Bella Berry won second prize at DrinkPreneur Live! in London last June, and Tesco soft drinks buyer David Beardmore said he thought beauty drinks were a “huge untapped market”. At this point Bella Berry CEO Suzannah Baker said she had confirmation they were on the radar of major supermarkets.
Since then, Baker and her husband have refined their formulations to develop three accessible flavors that make functional beauty beverages appeal to the ‘mass lunchtime market’, given that mainstream consumers see existing beauty drinks positioned in the vitamin aisle as either too expensive and/or medicinal tasting.
Fruit and vegetable juice processing expert Cobell helped Bella Berry formulate three flavors: Pomegranate, Blueberry and Acai; Apple, Pear and Raspberry; Pineapple, Lime and Mint (pictured). Baker says consumer taste tests show no recognition of collagen content, whereas rivals have struggled to disguise its “slightly gloopy” texture.
‘You expect shots to taste strange – a mass market drink is different!’
“For shots, you’re expecting it to taste strange, but the whole thing about our drink was that because it’s the first for the convenience, or mass market – we don’t want there to be any compromise,” Baker says.
“We want people just to be able to buy it with their lunch and enjoy the flavor and not think about what they’re getting with it. You don’t really want to be reminded, over lunch, that it’s got this percentage of this and that, and that it will increase your skin elasticity,” she adds.
Bella Berry is currently pitching to retailers, and Baker tells us that a London-based launch is likely in the spring – targets include Whole Foods, Selfridges, Boots and Topshop; independent soft drinks manufacturer Liquid Fusion is in charge of the production and distribution of the drinks.
Baker says the “recession proof” UK market for beauty products is currently worth an incredible £17bn ($25bn), with its value set to increase another 16% by 2016; Euromonitor predicts the global beauty-from-within market will be worth $5bn in 2015 – with Asia Pacific the largest market.
“We’re only just launching – but even informally we’ve had a lot of interest from multiples.

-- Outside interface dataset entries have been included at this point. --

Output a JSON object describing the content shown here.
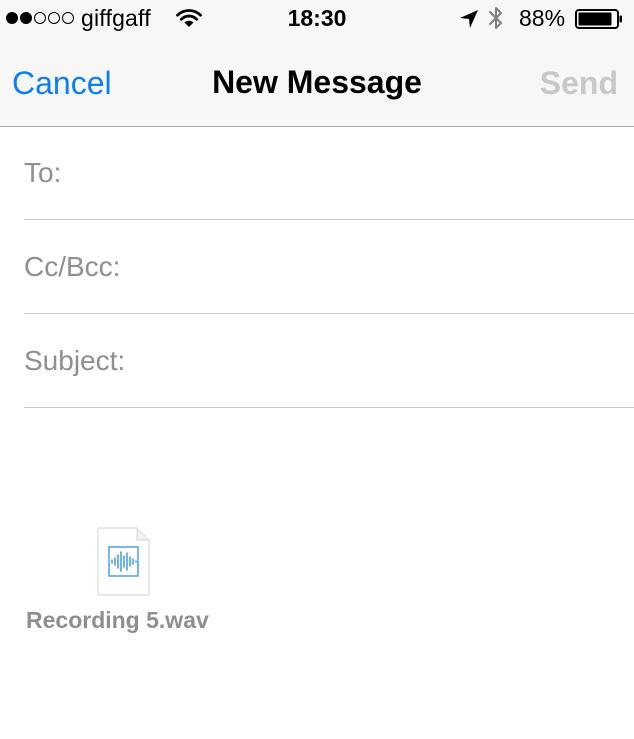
{
  "status_bar": {
    "signal_dots_filled": 2,
    "signal_dots_total": 5,
    "carrier": "giffgaff",
    "time": "18:30",
    "battery_percent": "88%",
    "icons": [
      "signal-dots-icon",
      "wifi-icon",
      "location-arrow-icon",
      "bluetooth-icon",
      "battery-icon"
    ]
  },
  "nav": {
    "cancel_label": "Cancel",
    "title": "New Message",
    "send_label": "Send"
  },
  "fields": {
    "to_label": "To:",
    "to_value": "",
    "cc_label": "Cc/Bcc:",
    "cc_value": "",
    "subject_label": "Subject:",
    "subject_value": ""
  },
  "attachment": {
    "filename": "Recording 5.wav",
    "icon": "audio-file-icon"
  },
  "colors": {
    "accent": "#0f7ef5",
    "send_disabled": "#c7c7cc",
    "label_gray": "#8e8e93",
    "header_bg": "#f7f7f7",
    "separator": "#c8c7cc"
  }
}
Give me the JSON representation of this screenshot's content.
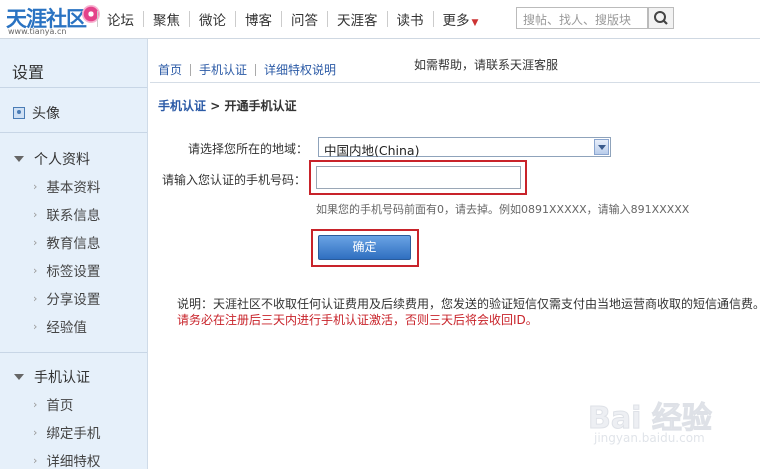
{
  "header": {
    "logo_text": "天涯社区",
    "logo_url": "www.tianya.cn",
    "nav": [
      "论坛",
      "聚焦",
      "微论",
      "博客",
      "问答",
      "天涯客",
      "读书",
      "更多"
    ],
    "search_placeholder": "搜帖、找人、搜版块"
  },
  "sidebar": {
    "title": "设置",
    "avatar": "头像",
    "group_profile": "个人资料",
    "profile_items": [
      "基本资料",
      "联系信息",
      "教育信息",
      "标签设置",
      "分享设置",
      "经验值"
    ],
    "group_phone": "手机认证",
    "phone_items": [
      "首页",
      "绑定手机",
      "详细特权"
    ]
  },
  "main": {
    "tabs": [
      "首页",
      "手机认证",
      "详细特权说明"
    ],
    "help_text": "如需帮助，请联系天涯客服",
    "breadcrumb_link": "手机认证",
    "breadcrumb_sep": " > ",
    "breadcrumb_current": "开通手机认证",
    "region_label": "请选择您所在的地域：",
    "region_value": "中国内地(China)",
    "phone_label": "请输入您认证的手机号码：",
    "phone_value": "",
    "hint": "如果您的手机号码前面有0，请去掉。例如0891XXXXX，请输入891XXXXX",
    "submit_label": "确定",
    "note": "说明：天涯社区不收取任何认证费用及后续费用，您发送的验证短信仅需支付由当地运营商收取的短信通信费。",
    "warning": "请务必在注册后三天内进行手机认证激活，否则三天后将会收回ID。"
  },
  "watermark": {
    "text": "Bai 经验",
    "sub": "jingyan.baidu.com"
  },
  "colors": {
    "link": "#2b5aa6",
    "highlight": "#c8232a",
    "sidebar_bg": "#e6f0fa",
    "button": "#2f6fc0"
  }
}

Because they realize that in certain localitions, within the M25 [the motorway that encircles Greater London] basically, this is a huge untapped market,” she says.

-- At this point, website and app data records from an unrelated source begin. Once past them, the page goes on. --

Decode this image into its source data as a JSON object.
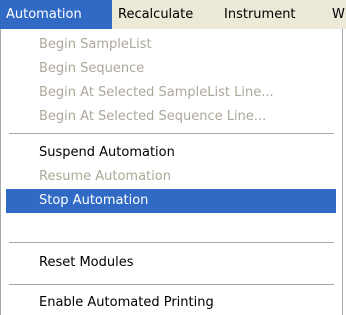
{
  "colors": {
    "menubar_bg": "#ece9d8",
    "highlight": "#316ac5",
    "disabled_text": "#aca899",
    "menu_bg": "#ffffff"
  },
  "menubar": {
    "items": [
      {
        "label": "Automation",
        "state": "open"
      },
      {
        "label": "Recalculate"
      },
      {
        "label": "Instrument"
      },
      {
        "label": "W"
      }
    ]
  },
  "menu": {
    "items": [
      {
        "label": "Begin SampleList",
        "enabled": false
      },
      {
        "label": "Begin Sequence",
        "enabled": false
      },
      {
        "label": "Begin At Selected SampleList Line...",
        "enabled": false
      },
      {
        "label": "Begin At Selected Sequence Line...",
        "enabled": false
      },
      {
        "label": "Suspend Automation",
        "enabled": true
      },
      {
        "label": "Resume Automation",
        "enabled": false
      },
      {
        "label": "Stop Automation",
        "enabled": true,
        "highlighted": true
      },
      {
        "label": "Reset Modules",
        "enabled": true
      },
      {
        "label": "Enable Automated Printing",
        "enabled": true
      }
    ]
  }
}
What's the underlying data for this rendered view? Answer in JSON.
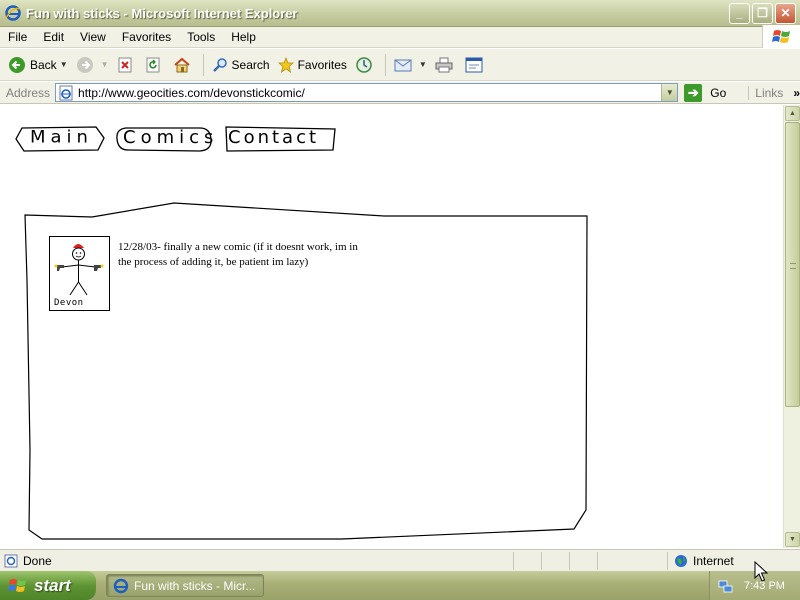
{
  "window": {
    "title": "Fun with sticks - Microsoft Internet Explorer",
    "buttons": {
      "minimize": "_",
      "maximize": "❐",
      "close": "✕"
    }
  },
  "menu": [
    "File",
    "Edit",
    "View",
    "Favorites",
    "Tools",
    "Help"
  ],
  "toolbar": {
    "back_label": "Back",
    "search_label": "Search",
    "favorites_label": "Favorites"
  },
  "address": {
    "label": "Address",
    "url": "http://www.geocities.com/devonstickcomic/",
    "go_label": "Go",
    "links_label": "Links",
    "links_chevron": "»"
  },
  "page": {
    "nav": [
      {
        "label": "Main"
      },
      {
        "label": "Comics"
      },
      {
        "label": "Contact"
      }
    ],
    "avatar_caption": "Devon",
    "post_text": "12/28/03- finally a new comic (if it doesnt work, im in the process of adding it, be patient im lazy)"
  },
  "status": {
    "text": "Done",
    "zone": "Internet"
  },
  "taskbar": {
    "start_label": "start",
    "task_label": "Fun with sticks - Micr...",
    "clock": "7:43 PM"
  },
  "colors": {
    "xp_olive_title": "#c9cfa4",
    "start_green": "#5f9433",
    "hat_red": "#e02020",
    "gun_yellow": "#f0d000"
  }
}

Collagen, vitamins, green tea and superfruits
Although the cost of Bella Berry’s drinks has crept up versus initial estimations – Baker recommends a retail price of £2.40ml/250ml or $3.64 – she says this is due to in large part to a decision to use collagen derived from sustainable fish rather than cheaper bovine, porcine or chicken skin-based sources.
“We thought about this hard – everyone knows how good fish and marine oils are…it’s not that difficult to understand that the benefit can also be taken in a beverage,” Baker says.
“The drink is still incredibly good value – you have vitamins that you’d otherwise have to put in a pill. And it has collagen, which is very expensive on its own, and green tea and superfruits.”
Bella Berry’s drinks also contain a vitamin complex – “because we want this to be a feel good drink as well as a beauty drink that makes you feel de-stressed, and gives you energy”.
“So we chose vitamins that there are approved claims for – so you can say without any debate that they make you feel better – mentally help you de-stress, help you reduce fatigue and feel calm.”
Nonetheless, Baker freely admits that Bella Berry isn’t going down an evidence-based route in terms of making and substantiating health claims.
“We played it really safe. We’re not going down this route, because even brands that have done a lot of studies and research have still been criticised by EFSA [the European Food Safety Authority],” she says.
Bella Berry sticks to ‘general beauty message’
“Pure Gold Collagen [a beauty shot sold in Boots for £35.99 for 10 at full price] spent a huge amount of money studying the effects of their marine collagen on skin, but were still criticised…So we’re going with the general beauty message,” Baker says.
“Also, you’d think the appeal was evidence-based – but I know a lot of people who’ve started drinking Gold Collagen, seen a massive difference, then stopped drinking it. So it’s not really the evidence people are after, it’s really more about that ‘feel good’ factor that a more mass market, lifestyle beverage can provide.”
Gold Collagen, Baker says, is less interested in this mass market, consumer route. Praising the brand, she says she thinks its owners want to be more scientific and medicinal, “because this niche is where they feel most comfortable growing”.
“I don’t really see them as our competitors though – because I think we’re helping each other grow the category, and helping create a new category – which is already huge in Asia,” Baker adds.
And beyond Bella Berry’s core female target audience, Baker insists the drink will also appeal to men interested in skin care and healthy hair. “It also has really good muscle building properties – a third of the protein in your body is made of collagen,” she adds.